     By all means, most assuredly; without fail; certainly.
  
     By and by.
        (a) Close together (of place). [Obs.] "Two yonge knightes
            liggyng [lying] by and by." --Chaucer.
        (b) Immediately; at once. [Obs.] "When . . . persecution
            ariseth because of the word, by and by he is
            offended." --Matt. xiii. 21.
        (c) Presently; pretty soon; before long.
  
     Note: In this phrase, by seems to be used in the sense of
           nearness in time, and to be repeated for the sake of
           emphasis, and thus to be equivalent to "soon, and
           soon," that is instantly; hence, -- less emphatically,
           -- pretty soon, presently.
  
     By one's self, with only one's self near; alone; solitary.
  
     By the bye. See under Bye.
  
     By the head (Naut.), having the bows lower than the stern;
        -- said of a vessel when her head is lower in the water
        than her stern. If her stern is lower, she is by the
        stern.
  
     By the lee, the situation of a vessel, going free, when she
        has fallen off so much as to bring the wind round her
        stern, and to take her sails aback on the other side.
  
     By the run, to let go by the run, to let go altogether,
        instead of slacking off.
  
     By the way, by the bye; -- used to introduce an incidental
        or secondary remark or subject. 
  
     Day by day, One by one, Piece by piece, etc., each day,
        each one, each piece, etc., by itself singly or
        separately; each severally.
  
     To come by, to get possession of; to obtain.
  
     To do by, to treat, to behave toward.
  
     To set by, to value, to esteem.
  
     To stand by, to aid, to support.
        [1913 Webster]
  
     Note: The common phrase good-by is equivalent to farewell,
           and would be better written good-bye, as it is a
           corruption of God be with you (b'w'ye).
           [1913 Webster]

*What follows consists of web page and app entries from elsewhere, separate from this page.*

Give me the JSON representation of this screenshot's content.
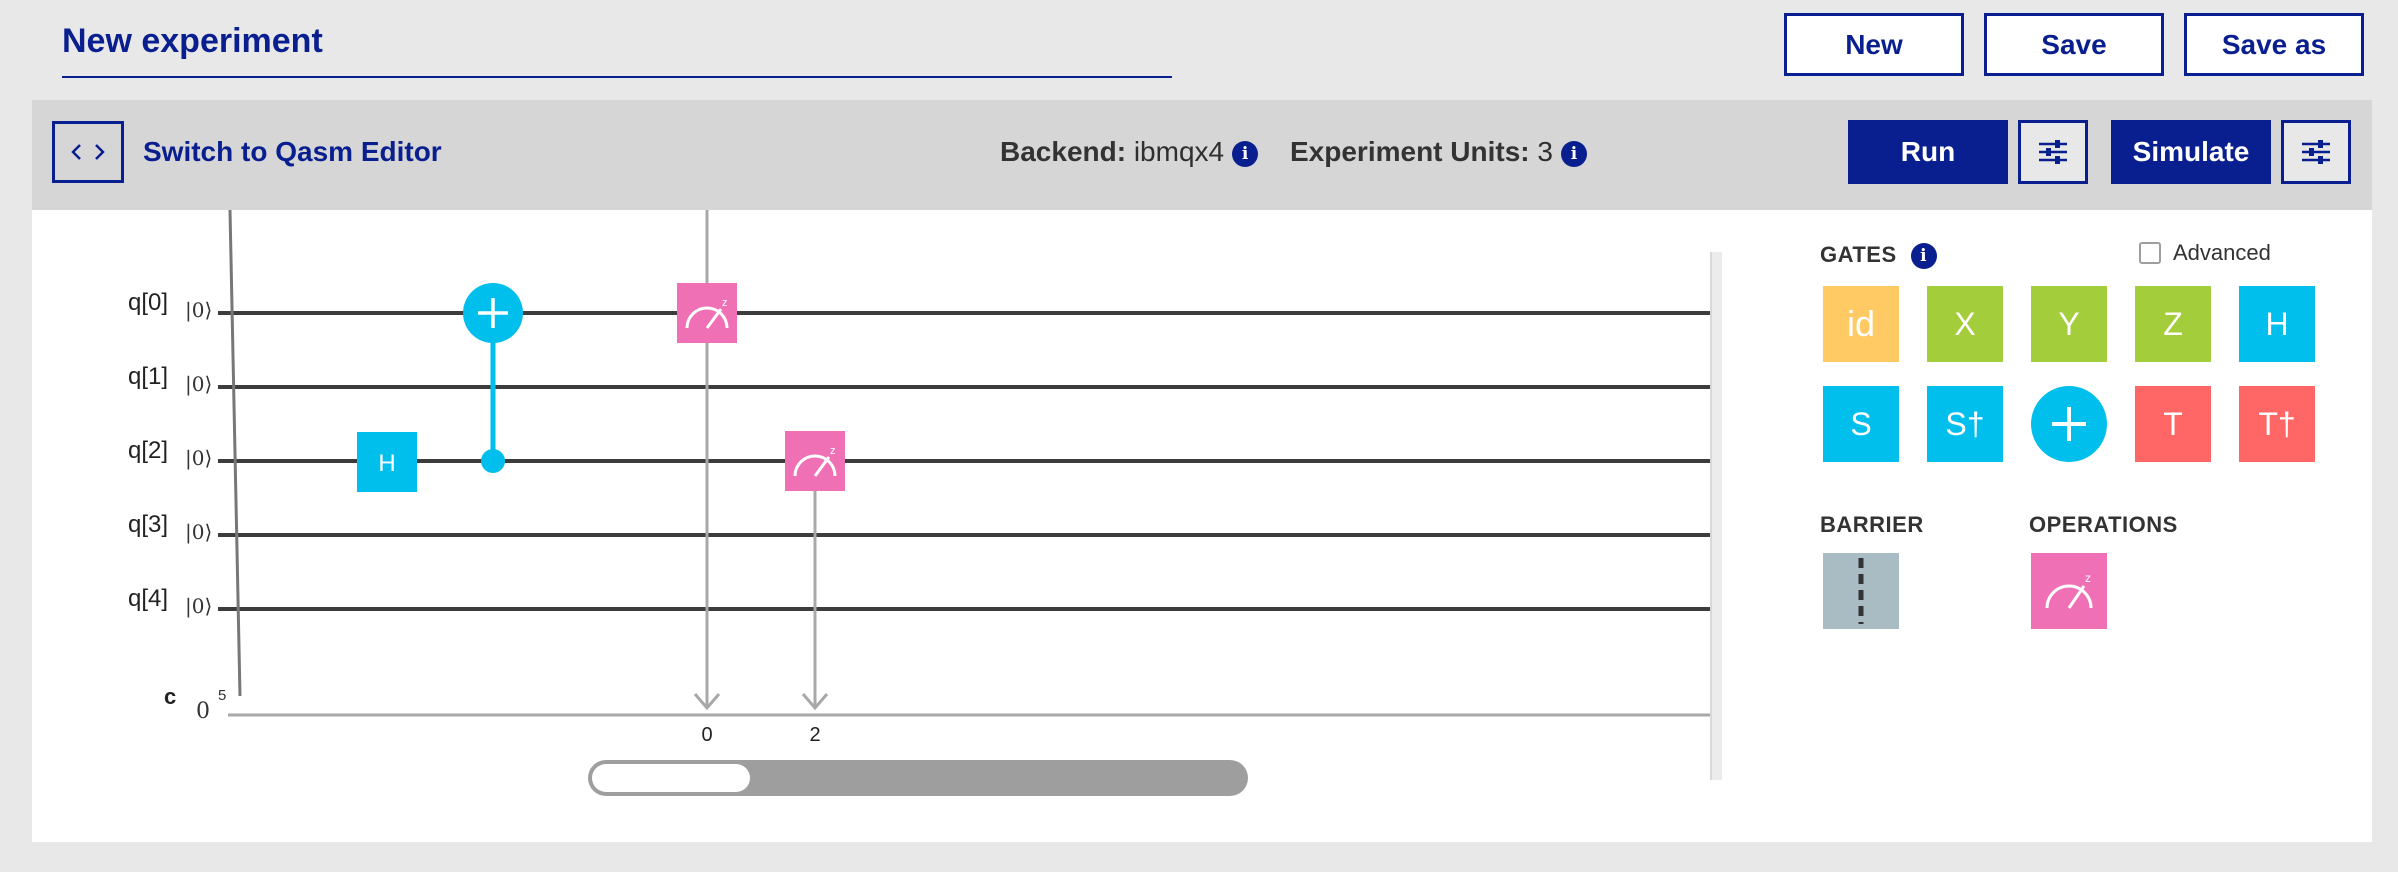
{
  "header": {
    "title": "New experiment",
    "new_label": "New",
    "save_label": "Save",
    "save_as_label": "Save as"
  },
  "toolbar": {
    "code_icon": "<‹ ›>",
    "switch_label": "Switch to Qasm Editor",
    "backend_label": "Backend:",
    "backend_value": "ibmqx4",
    "units_label": "Experiment Units:",
    "units_value": "3",
    "run_label": "Run",
    "simulate_label": "Simulate"
  },
  "circuit": {
    "qubits": [
      {
        "name": "q[0]",
        "ket": "|0⟩"
      },
      {
        "name": "q[1]",
        "ket": "|0⟩"
      },
      {
        "name": "q[2]",
        "ket": "|0⟩"
      },
      {
        "name": "q[3]",
        "ket": "|0⟩"
      },
      {
        "name": "q[4]",
        "ket": "|0⟩"
      }
    ],
    "classical": {
      "name": "c",
      "init": "0",
      "size": "5"
    },
    "h_gate_label": "H",
    "measure_targets": [
      "0",
      "2"
    ],
    "scroll_position": 0.24
  },
  "palette": {
    "gates_label": "GATES",
    "advanced_label": "Advanced",
    "gates": [
      "id",
      "X",
      "Y",
      "Z",
      "H",
      "S",
      "S†",
      "+",
      "T",
      "T†"
    ],
    "barrier_label": "BARRIER",
    "operations_label": "OPERATIONS"
  },
  "colors": {
    "primary": "#0a1f8f",
    "gate_cyan": "#00bfec",
    "gate_green": "#a4cd3c",
    "gate_yellow": "#ffca64",
    "gate_red": "#ff6666",
    "measure_pink": "#f070b6",
    "barrier_gray": "#a9bcc4"
  }
}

Din dicționarul WordNet (r) 2.0 :

  by the way
       adv : introducing a different topic; "by the way, I won't go to
             the party" [syn: by the bye, incidentally]

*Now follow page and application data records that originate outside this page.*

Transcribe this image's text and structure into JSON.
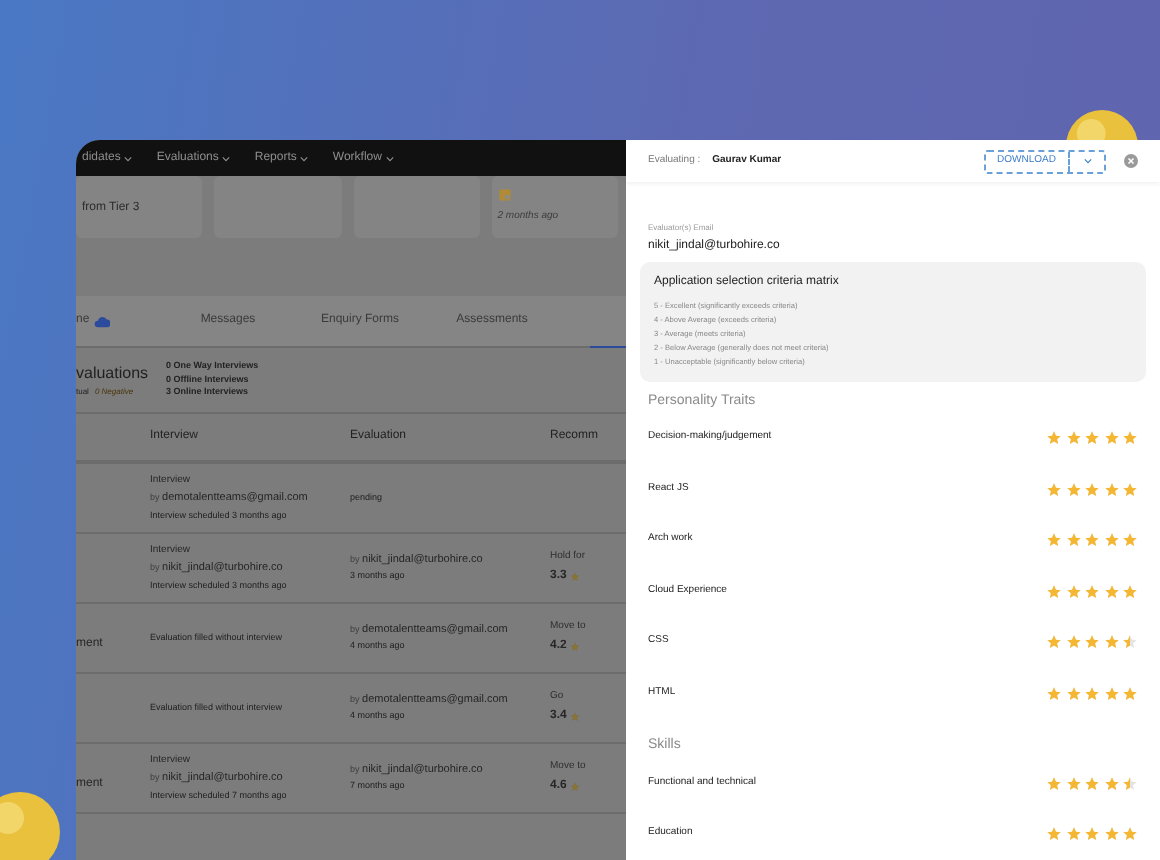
{
  "nav": {
    "menus": [
      {
        "label": "didates"
      },
      {
        "label": "Evaluations"
      },
      {
        "label": "Reports"
      },
      {
        "label": "Workflow"
      }
    ]
  },
  "summary_cards": [
    {
      "kind": "text",
      "text": "from Tier 3"
    },
    {
      "kind": "blank"
    },
    {
      "kind": "blank"
    },
    {
      "kind": "icon",
      "time": "2 months ago"
    }
  ],
  "tabs": [
    {
      "label": "ne",
      "kind": "cloud"
    },
    {
      "label": "Messages",
      "kind": "plain"
    },
    {
      "label": "Enquiry Forms",
      "kind": "plain"
    },
    {
      "label": "Assessments",
      "kind": "plain"
    }
  ],
  "stats": {
    "title": "valuations",
    "subtitle": "tual",
    "negative": "0 Negative",
    "lines": [
      "0 One Way Interviews",
      "0 Offline Interviews",
      "3 Online Interviews"
    ]
  },
  "table": {
    "columns": [
      "Interview",
      "Evaluation",
      "Recomm"
    ],
    "rows": [
      {
        "lead": "",
        "interview": {
          "kind": "interview",
          "title": "Interview",
          "by": "by",
          "email": "demotalentteams@gmail.com",
          "note": "Interview scheduled 3 months ago"
        },
        "evaluation": {
          "kind": "pending",
          "text": "pending"
        }
      },
      {
        "lead": "",
        "interview": {
          "kind": "interview",
          "title": "Interview",
          "by": "by",
          "email": "nikit_jindal@turbohire.co",
          "note": "Interview scheduled 3 months ago"
        },
        "evaluation": {
          "kind": "done",
          "by": "by",
          "email": "nikit_jindal@turbohire.co",
          "time": "3 months ago"
        },
        "recommendation": {
          "label": "Hold for",
          "score": "3.3"
        }
      },
      {
        "lead": "ment",
        "interview": {
          "kind": "none",
          "note": "Evaluation filled without interview"
        },
        "evaluation": {
          "kind": "done",
          "by": "by",
          "email": "demotalentteams@gmail.com",
          "time": "4 months ago"
        },
        "recommendation": {
          "label": "Move to",
          "score": "4.2"
        }
      },
      {
        "lead": "",
        "interview": {
          "kind": "none",
          "note": "Evaluation filled without interview"
        },
        "evaluation": {
          "kind": "done",
          "by": "by",
          "email": "demotalentteams@gmail.com",
          "time": "4 months ago"
        },
        "recommendation": {
          "label": "Go",
          "score": "3.4"
        }
      },
      {
        "lead": "ment",
        "interview": {
          "kind": "interview",
          "title": "Interview",
          "by": "by",
          "email": "nikit_jindal@turbohire.co",
          "note": "Interview scheduled 7 months ago"
        },
        "evaluation": {
          "kind": "done",
          "by": "by",
          "email": "nikit_jindal@turbohire.co",
          "time": "7 months ago"
        },
        "recommendation": {
          "label": "Move to",
          "score": "4.6"
        }
      }
    ]
  },
  "panel": {
    "label": "Evaluating :",
    "candidate": "Gaurav Kumar",
    "download": "DOWNLOAD",
    "email_label": "Evaluator(s) Email",
    "email": "nikit_jindal@turbohire.co",
    "matrix": {
      "title": "Application selection criteria matrix",
      "lines": [
        "5 - Excellent (significantly exceeds criteria)",
        "4 - Above Average (exceeds criteria)",
        "3 - Average (meets criteria)",
        "2 - Below Average (generally does not meet criteria)",
        "1 - Unacceptable (significantly below criteria)"
      ]
    },
    "sections": [
      {
        "title": "Personality Traits",
        "items": [
          {
            "name": "Decision-making/judgement",
            "stars": 5
          },
          {
            "name": "React JS",
            "stars": 5
          },
          {
            "name": "Arch work",
            "stars": 5
          },
          {
            "name": "Cloud Experience",
            "stars": 5
          },
          {
            "name": "CSS",
            "stars": 4.5
          },
          {
            "name": "HTML",
            "stars": 5
          }
        ]
      },
      {
        "title": "Skills",
        "items": [
          {
            "name": "Functional and technical",
            "stars": 4.5
          },
          {
            "name": "Education",
            "stars": 5
          }
        ]
      }
    ]
  }
}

Din dicționarul Moby Thesaurus II by Grady Ward, 1.0 :

  29 Moby Thesaurus words for "by the way":
     a propos, accidental, aimless, apropos, apropos of, by the by,
     by-the-way, casual, desultory, deviative, digressive, discursive,
     en passant, episodic, excursive, for example, in passing,
     incidental, incidentally, loose, maundering, occasional,
     par exemple, parenthetical, parenthetically, rambling, roving,
     speaking of, wandering  
     

Caută By the way cu Omnilexica

Contact | Noutăți | Unelte gratuite

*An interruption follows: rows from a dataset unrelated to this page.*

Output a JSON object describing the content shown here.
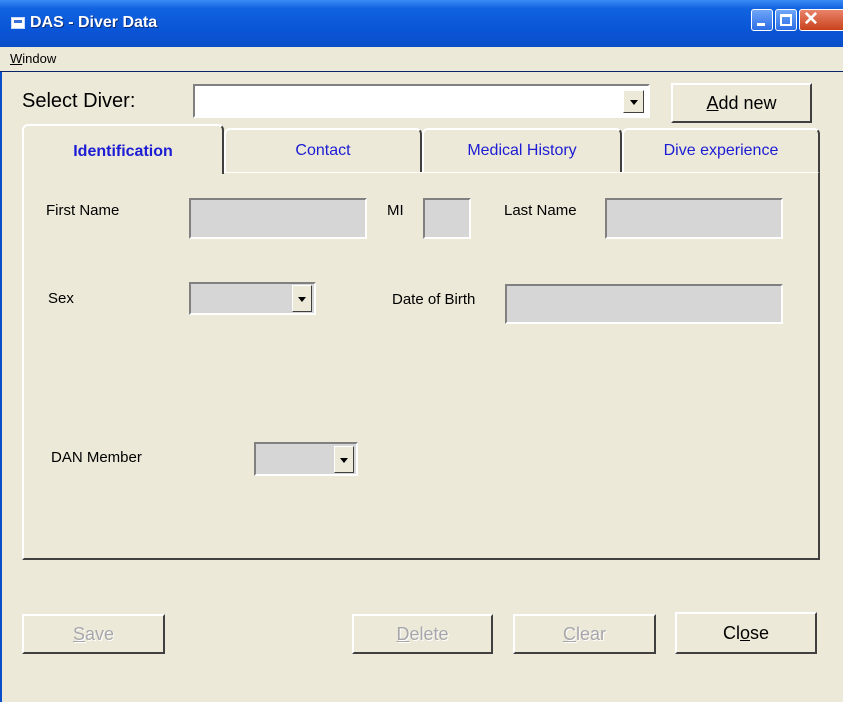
{
  "window": {
    "title": "DAS - Diver Data"
  },
  "menu": {
    "items": [
      {
        "label": "Window",
        "accel": "W",
        "rest": "indow"
      }
    ]
  },
  "select_diver": {
    "label": "Select Diver:",
    "value": "",
    "add_new": "Add new",
    "add_new_accel": "A",
    "add_new_rest": "dd new"
  },
  "tabs": [
    {
      "label": "Identification",
      "active": true
    },
    {
      "label": "Contact",
      "active": false
    },
    {
      "label": "Medical History",
      "active": false
    },
    {
      "label": "Dive experience",
      "active": false
    }
  ],
  "form": {
    "first_name_label": "First Name",
    "first_name": "",
    "mi_label": "MI",
    "mi": "",
    "last_name_label": "Last Name",
    "last_name": "",
    "sex_label": "Sex",
    "sex": "",
    "dob_label": "Date of Birth",
    "dob": "",
    "dan_member_label": "DAN Member",
    "dan_member": ""
  },
  "buttons": {
    "save": {
      "accel": "S",
      "rest": "ave",
      "enabled": false
    },
    "delete": {
      "accel": "D",
      "rest": "elete",
      "enabled": false
    },
    "clear": {
      "accel": "C",
      "rest": "lear",
      "enabled": false
    },
    "close": {
      "pre": "Cl",
      "accel": "o",
      "rest": "se",
      "enabled": true
    }
  },
  "colors": {
    "titlebar": "#0a56d8",
    "face": "#ece9d8",
    "tab_text": "#1c1cd4",
    "field_bg": "#d6d6d6"
  },
  "icons": [
    "app-icon",
    "minimize-icon",
    "maximize-icon",
    "close-icon",
    "dropdown-arrow-icon"
  ]
}
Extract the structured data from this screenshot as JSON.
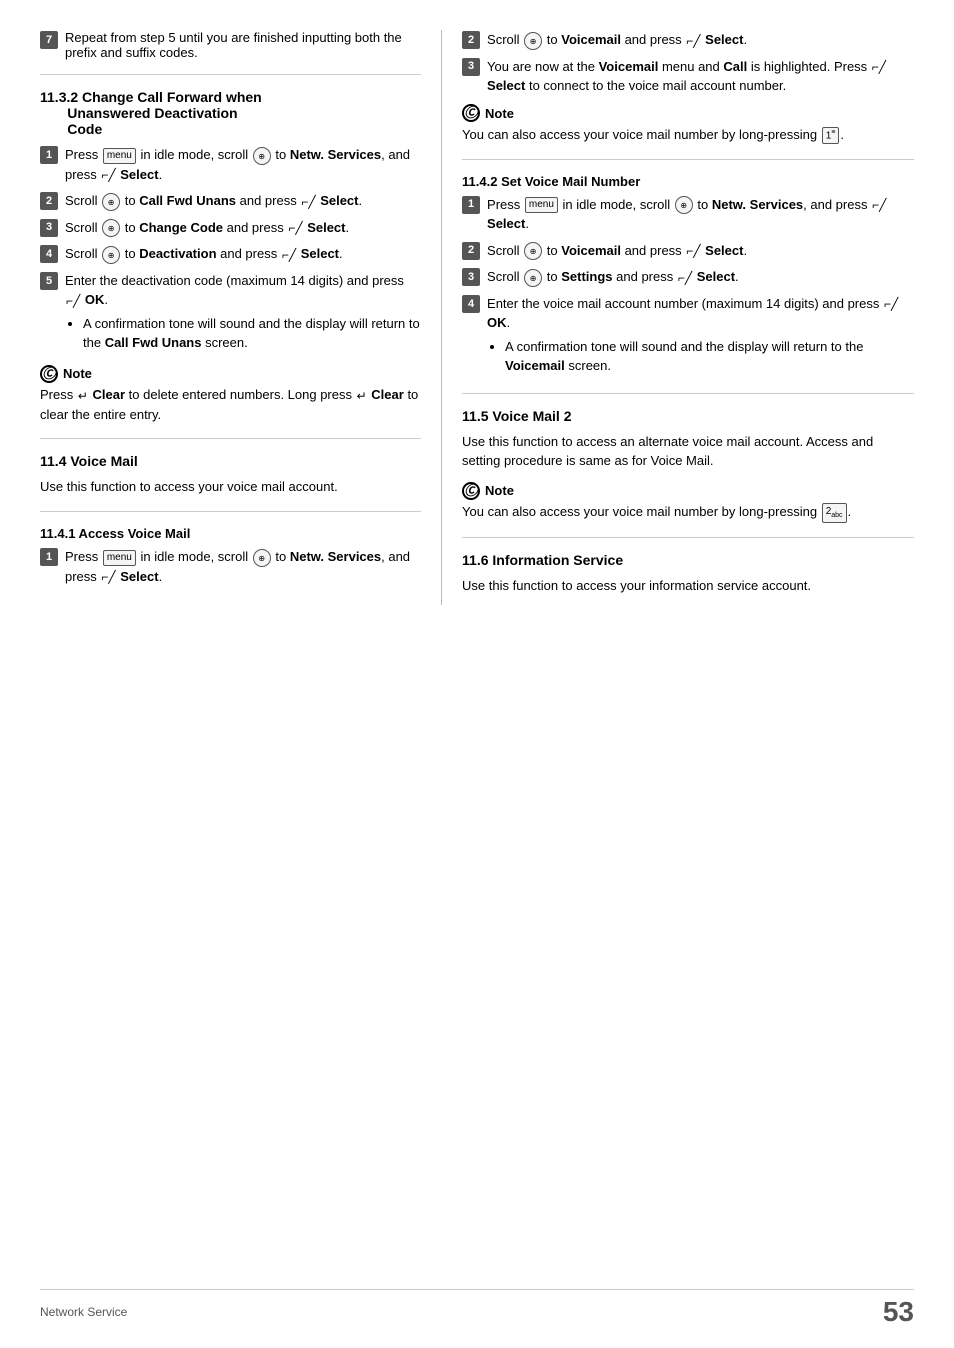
{
  "page": {
    "footer_label": "Network Service",
    "footer_page": "53"
  },
  "left_col": {
    "step7": {
      "text": "Repeat from step 5 until you are finished inputting both the prefix and suffix codes."
    },
    "section_1132": {
      "title": "11.3.2 Change Call Forward when Unanswered Deactivation Code",
      "steps": [
        {
          "num": "1",
          "text": "Press [menu] in idle mode, scroll ⊕ to Netw. Services, and press ⌐ Select."
        },
        {
          "num": "2",
          "text": "Scroll ⊕ to Call Fwd Unans and press ⌐ Select."
        },
        {
          "num": "3",
          "text": "Scroll ⊕ to Change Code and press ⌐ Select."
        },
        {
          "num": "4",
          "text": "Scroll ⊕ to Deactivation and press ⌐ Select."
        },
        {
          "num": "5",
          "text": "Enter the deactivation code (maximum 14 digits) and press ⌐ OK.",
          "bullet": "A confirmation tone will sound and the display will return to the Call Fwd Unans screen."
        }
      ],
      "note": {
        "title": "Note",
        "text": "Press ↵ Clear to delete entered numbers. Long press ↵ Clear to clear the entire entry."
      }
    },
    "section_114": {
      "title": "11.4    Voice Mail",
      "text": "Use this function to access your voice mail account."
    },
    "section_1141": {
      "title": "11.4.1 Access Voice Mail",
      "steps": [
        {
          "num": "1",
          "text": "Press [menu] in idle mode, scroll ⊕ to Netw. Services, and press ⌐ Select."
        }
      ]
    }
  },
  "right_col": {
    "section_1141_cont": {
      "steps": [
        {
          "num": "2",
          "text": "Scroll ⊕ to Voicemail and press ⌐ Select."
        },
        {
          "num": "3",
          "text": "You are now at the Voicemail menu and Call is highlighted. Press ⌐ Select to connect to the voice mail account number."
        }
      ],
      "note": {
        "title": "Note",
        "text": "You can also access your voice mail number by long-pressing [1]."
      }
    },
    "section_1142": {
      "title": "11.4.2 Set Voice Mail Number",
      "steps": [
        {
          "num": "1",
          "text": "Press [menu] in idle mode, scroll ⊕ to Netw. Services, and press ⌐ Select."
        },
        {
          "num": "2",
          "text": "Scroll ⊕ to Voicemail and press ⌐ Select."
        },
        {
          "num": "3",
          "text": "Scroll ⊕ to Settings and press ⌐ Select."
        },
        {
          "num": "4",
          "text": "Enter the voice mail account number (maximum 14 digits) and press ⌐ OK.",
          "bullet": "A confirmation tone will sound and the display will return to the Voicemail screen."
        }
      ]
    },
    "section_115": {
      "title": "11.5    Voice Mail 2",
      "text": "Use this function to access an alternate voice mail account. Access and setting procedure is same as for Voice Mail.",
      "note": {
        "title": "Note",
        "text": "You can also access your voice mail number by long-pressing [2]."
      }
    },
    "section_116": {
      "title": "11.6    Information Service",
      "text": "Use this function to access your information service account."
    }
  }
}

Acest site este bazat pe Lexica © 2004-2020 Lucian Velea

www.ro-en.ro trafic.ro

 
Poți promova cultura română în lume: Intră pe www.intercogito.ro și distribuie o cugetare românească într-o altă limbă!